What the exercise asks: Those lines of the records that contain "title" are to be located and copied.

Excerpted data:
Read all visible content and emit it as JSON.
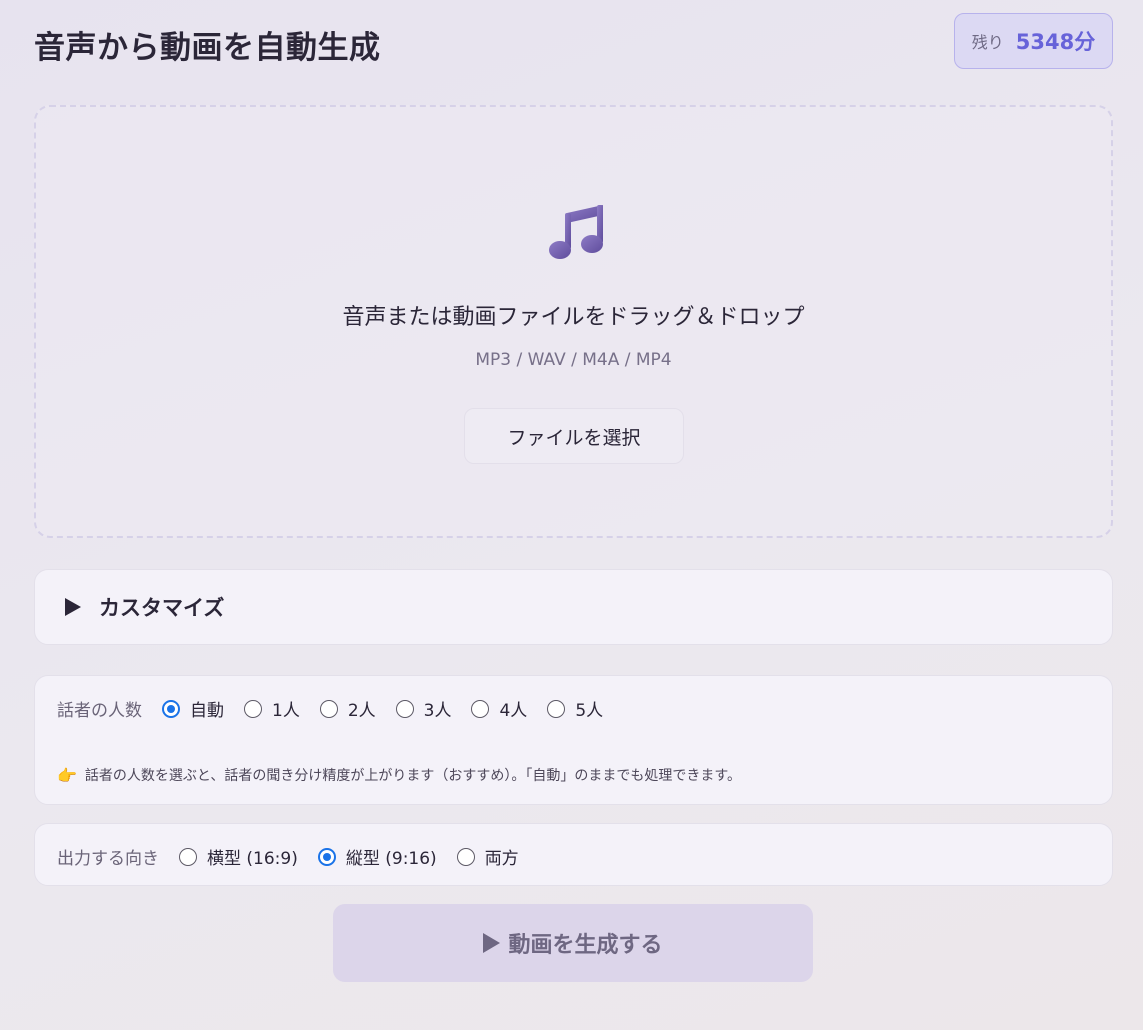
{
  "header": {
    "title": "音声から動画を自動生成",
    "credit_label": "残り",
    "credit_value": "5348分"
  },
  "dropzone": {
    "icon": "music-note-icon",
    "title": "音声または動画ファイルをドラッグ＆ドロップ",
    "formats": "MP3 / WAV / M4A / MP4",
    "button_label": "ファイルを選択"
  },
  "customize": {
    "label": "カスタマイズ"
  },
  "speakers": {
    "label": "話者の人数",
    "options": [
      "自動",
      "1人",
      "2人",
      "3人",
      "4人",
      "5人"
    ],
    "selected": "自動",
    "hint_icon": "👉",
    "hint": "話者の人数を選ぶと、話者の聞き分け精度が上がります（おすすめ）。「自動」のままでも処理できます。"
  },
  "orientation": {
    "label": "出力する向き",
    "options": [
      "横型 (16:9)",
      "縦型 (9:16)",
      "両方"
    ],
    "selected": "縦型 (9:16)"
  },
  "generate": {
    "label": "動画を生成する"
  },
  "colors": {
    "accent": "#6763d9",
    "radio_checked": "#1a73e8",
    "icon_purple": "#6f5ba8"
  }
}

Solution below:
    "title": "音声から動画を自動生成",
    "title": "音声または動画ファイルをドラッグ＆ドロップ",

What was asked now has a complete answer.